Over the past 12 months we have been approached by a number of news organisations, requesting help in rolling out TweetDeck across their networks. We are proud to be working closely with Sky News, The Guardian and now NBC News, as well a few smaller organisations, as they increasingly use social networks like Twitter as a discovery mechanism when researching news stories.
TweetDeck is ideally placed to maximise the value of social news gathering. As journalists look to online tools, the use of social media has become necessary for finding real time information on breaking news, or to corroborate facts and figures. Genuine immediate sources can be found, and using geo-location a journalist can find uploaded photos and videos from the other side of the world, as a story is breaking.
Social media commentators have talked for a number of years about how the way we consume news and information is rapidly changing. They have discussed, and will continue to speculate, on how influential social networks such as Twitter and Facebook influence what we read as we let friends and people we follow curate the information we see. But it’s also interesting to hear how journalists themselves are changing the way they discover and source news.
We’ve discovered that the traditional ways of searching for stories and articles over established newswires can be fairly cumbersome and do not necessarily bring back the results a journalist expects. Since the majority of these services also push their stories to Twitter, a simple Twitter Search will bring back a collection of appropriate tweets, which can then be modified and refined. Those tweets can then be cross-referenced against the sender to identify relevancy and to determine how competent a source might be. This doesn’t in any way replace newswires, but complements them.
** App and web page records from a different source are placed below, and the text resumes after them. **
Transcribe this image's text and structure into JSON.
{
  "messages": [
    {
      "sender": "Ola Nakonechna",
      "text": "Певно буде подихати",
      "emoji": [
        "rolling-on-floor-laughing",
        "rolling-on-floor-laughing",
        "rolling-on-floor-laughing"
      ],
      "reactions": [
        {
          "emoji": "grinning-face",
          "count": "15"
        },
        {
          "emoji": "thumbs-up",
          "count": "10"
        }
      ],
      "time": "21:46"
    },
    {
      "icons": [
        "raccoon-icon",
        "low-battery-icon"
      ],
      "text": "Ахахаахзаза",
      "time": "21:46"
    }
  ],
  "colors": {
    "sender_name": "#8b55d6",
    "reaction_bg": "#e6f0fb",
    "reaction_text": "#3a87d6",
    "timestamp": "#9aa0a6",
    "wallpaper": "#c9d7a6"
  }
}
Of course Twitter has become a source for news stories in itself, and taking a quick look at trending topics throughout a day or visualisation tools such as TwitScoop, can reveal headlines and stories hours before they reach news websites and front pages. With the immediacy of Twitter, and to some degree Facebook, stories develop in real-time with instant access to photos and videos uploaded by “citizen journalists”.